Highlander, Horton (1990) stressed that decision making was at the center of our students’ experiences.  If you want to have students control the whole process, as far as you get them to control it, then you can never, at any point, take it out of their hands.

p8: Being in control of our learning means that we make informed choices.  This means that we act reflectively in ways that further our interests…. Control that is exercised on the basis of limited information and unexamined alternatives is a distorted, mindless and illusory form of control.

In adult education programs which purport to embody the spirit of self-direction it is not unusual for learners to argue that they must have whatever they say they want – and that adult educators’ efforts must be focused on providing these wants or the spirit of self-direction is somehow being compromised.

…After all, they can argue, if adult educators tell us that adults are naturally self-directed learners (in contrast to authority-dependent children) then why bother making provisions for their education?

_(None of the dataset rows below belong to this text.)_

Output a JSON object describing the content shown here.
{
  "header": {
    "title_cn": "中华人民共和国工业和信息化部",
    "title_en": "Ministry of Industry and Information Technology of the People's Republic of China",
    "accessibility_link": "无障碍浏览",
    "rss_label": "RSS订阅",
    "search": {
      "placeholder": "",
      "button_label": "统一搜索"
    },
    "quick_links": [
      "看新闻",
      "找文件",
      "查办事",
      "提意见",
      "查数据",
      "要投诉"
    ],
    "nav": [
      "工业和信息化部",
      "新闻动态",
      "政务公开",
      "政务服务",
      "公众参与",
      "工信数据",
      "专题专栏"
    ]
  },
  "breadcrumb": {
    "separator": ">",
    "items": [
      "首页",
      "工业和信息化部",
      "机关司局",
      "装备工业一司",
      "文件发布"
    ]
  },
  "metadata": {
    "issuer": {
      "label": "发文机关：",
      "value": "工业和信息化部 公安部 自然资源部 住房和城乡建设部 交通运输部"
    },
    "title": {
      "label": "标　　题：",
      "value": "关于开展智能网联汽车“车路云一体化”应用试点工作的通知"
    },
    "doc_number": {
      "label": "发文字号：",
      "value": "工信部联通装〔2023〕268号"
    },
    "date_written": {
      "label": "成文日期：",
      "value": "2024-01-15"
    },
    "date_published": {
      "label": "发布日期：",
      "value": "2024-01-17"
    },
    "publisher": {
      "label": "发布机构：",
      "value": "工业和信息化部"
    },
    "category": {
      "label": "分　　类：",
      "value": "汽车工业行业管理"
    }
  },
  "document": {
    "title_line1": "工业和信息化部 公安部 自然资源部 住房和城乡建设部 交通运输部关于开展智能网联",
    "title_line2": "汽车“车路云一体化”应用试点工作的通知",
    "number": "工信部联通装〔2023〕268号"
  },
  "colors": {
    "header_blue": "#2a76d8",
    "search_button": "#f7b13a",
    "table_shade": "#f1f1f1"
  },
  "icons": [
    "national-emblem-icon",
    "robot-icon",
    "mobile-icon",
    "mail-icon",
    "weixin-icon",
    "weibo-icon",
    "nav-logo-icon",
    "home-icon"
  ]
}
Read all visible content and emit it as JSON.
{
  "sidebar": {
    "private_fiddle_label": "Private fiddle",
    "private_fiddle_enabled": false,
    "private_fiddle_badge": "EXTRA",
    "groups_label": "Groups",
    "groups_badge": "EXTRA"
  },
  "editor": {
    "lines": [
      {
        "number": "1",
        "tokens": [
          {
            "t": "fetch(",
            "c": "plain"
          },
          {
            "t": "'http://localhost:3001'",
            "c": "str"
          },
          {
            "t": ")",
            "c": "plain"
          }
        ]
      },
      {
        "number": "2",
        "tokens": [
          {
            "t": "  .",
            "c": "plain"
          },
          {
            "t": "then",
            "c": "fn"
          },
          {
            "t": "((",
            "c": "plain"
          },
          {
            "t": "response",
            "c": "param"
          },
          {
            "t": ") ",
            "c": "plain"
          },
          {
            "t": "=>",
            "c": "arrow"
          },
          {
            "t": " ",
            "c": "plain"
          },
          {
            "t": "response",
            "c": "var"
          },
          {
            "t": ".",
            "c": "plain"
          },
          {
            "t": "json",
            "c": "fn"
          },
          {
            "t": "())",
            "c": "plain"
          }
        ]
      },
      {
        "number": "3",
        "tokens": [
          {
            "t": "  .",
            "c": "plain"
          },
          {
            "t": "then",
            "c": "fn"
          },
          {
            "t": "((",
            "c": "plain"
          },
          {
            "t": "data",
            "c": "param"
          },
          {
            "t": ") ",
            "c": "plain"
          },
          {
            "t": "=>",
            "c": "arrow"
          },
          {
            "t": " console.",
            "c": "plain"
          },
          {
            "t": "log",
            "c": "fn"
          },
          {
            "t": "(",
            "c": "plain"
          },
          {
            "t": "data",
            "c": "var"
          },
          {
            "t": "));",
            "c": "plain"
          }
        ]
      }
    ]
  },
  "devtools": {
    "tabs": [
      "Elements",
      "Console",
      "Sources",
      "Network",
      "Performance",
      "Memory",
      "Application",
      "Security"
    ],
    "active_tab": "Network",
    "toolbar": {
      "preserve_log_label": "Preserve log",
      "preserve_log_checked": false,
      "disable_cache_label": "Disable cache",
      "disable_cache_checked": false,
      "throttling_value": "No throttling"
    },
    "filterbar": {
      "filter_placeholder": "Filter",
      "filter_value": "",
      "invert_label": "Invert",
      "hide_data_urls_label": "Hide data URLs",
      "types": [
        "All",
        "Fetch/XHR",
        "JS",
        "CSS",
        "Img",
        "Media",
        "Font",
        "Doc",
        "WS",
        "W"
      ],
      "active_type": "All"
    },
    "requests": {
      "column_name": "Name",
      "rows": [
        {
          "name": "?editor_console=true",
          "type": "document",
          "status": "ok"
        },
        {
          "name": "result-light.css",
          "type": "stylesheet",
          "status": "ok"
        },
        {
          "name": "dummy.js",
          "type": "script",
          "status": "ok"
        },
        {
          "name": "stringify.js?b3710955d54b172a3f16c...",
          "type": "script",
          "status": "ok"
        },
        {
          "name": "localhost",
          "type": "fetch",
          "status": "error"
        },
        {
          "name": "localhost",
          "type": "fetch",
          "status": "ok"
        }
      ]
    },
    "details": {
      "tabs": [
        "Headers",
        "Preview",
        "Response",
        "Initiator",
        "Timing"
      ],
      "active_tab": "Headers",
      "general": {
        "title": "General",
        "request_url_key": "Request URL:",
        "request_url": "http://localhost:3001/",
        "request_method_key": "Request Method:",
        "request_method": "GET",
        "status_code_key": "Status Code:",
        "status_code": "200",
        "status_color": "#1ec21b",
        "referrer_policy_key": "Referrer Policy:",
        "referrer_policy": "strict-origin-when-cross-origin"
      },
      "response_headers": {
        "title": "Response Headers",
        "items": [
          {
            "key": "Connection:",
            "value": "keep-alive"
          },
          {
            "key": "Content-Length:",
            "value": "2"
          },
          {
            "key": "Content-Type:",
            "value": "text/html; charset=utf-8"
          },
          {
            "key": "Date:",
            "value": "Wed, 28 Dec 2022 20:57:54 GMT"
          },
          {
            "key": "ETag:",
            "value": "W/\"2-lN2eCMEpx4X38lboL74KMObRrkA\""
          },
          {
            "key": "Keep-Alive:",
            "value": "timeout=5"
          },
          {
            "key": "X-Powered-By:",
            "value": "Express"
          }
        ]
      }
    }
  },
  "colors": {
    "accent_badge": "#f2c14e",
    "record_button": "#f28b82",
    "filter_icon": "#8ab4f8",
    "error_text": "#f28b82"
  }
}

Won’t they self-directedly take their own initiatives in learning anyway?

I found these questions thought-provoking.  Is the provision of adult education still necessary? May be we need it, but then could we supplement and complement adult education (especially in higher education) with social networked learning?

Could we use social networks for informal education and learning?

How web 2.0 will transform learning in higher education

Is access to learning resources still a problem?

I think more adult learners could access open education resources and information more readily via the internet at this digital age as compared to the 90s.  Although there are still many articles and artifacts locked inside the library or publishers website, where fee for service or reading is required, however, adult learners could still exercise their learning options with the aid of various information web sites, social media and networks.

So, in response to Jenny’s post on Learner Autonomy and Teacher Intervention, would learner autonomy be interpreted differently for educators and learners?

Is learner autonomy important in you education?  Do you think educators should exercise control over your learning?  What sort of educators’ controls do you think would be appropriate for your learning?

John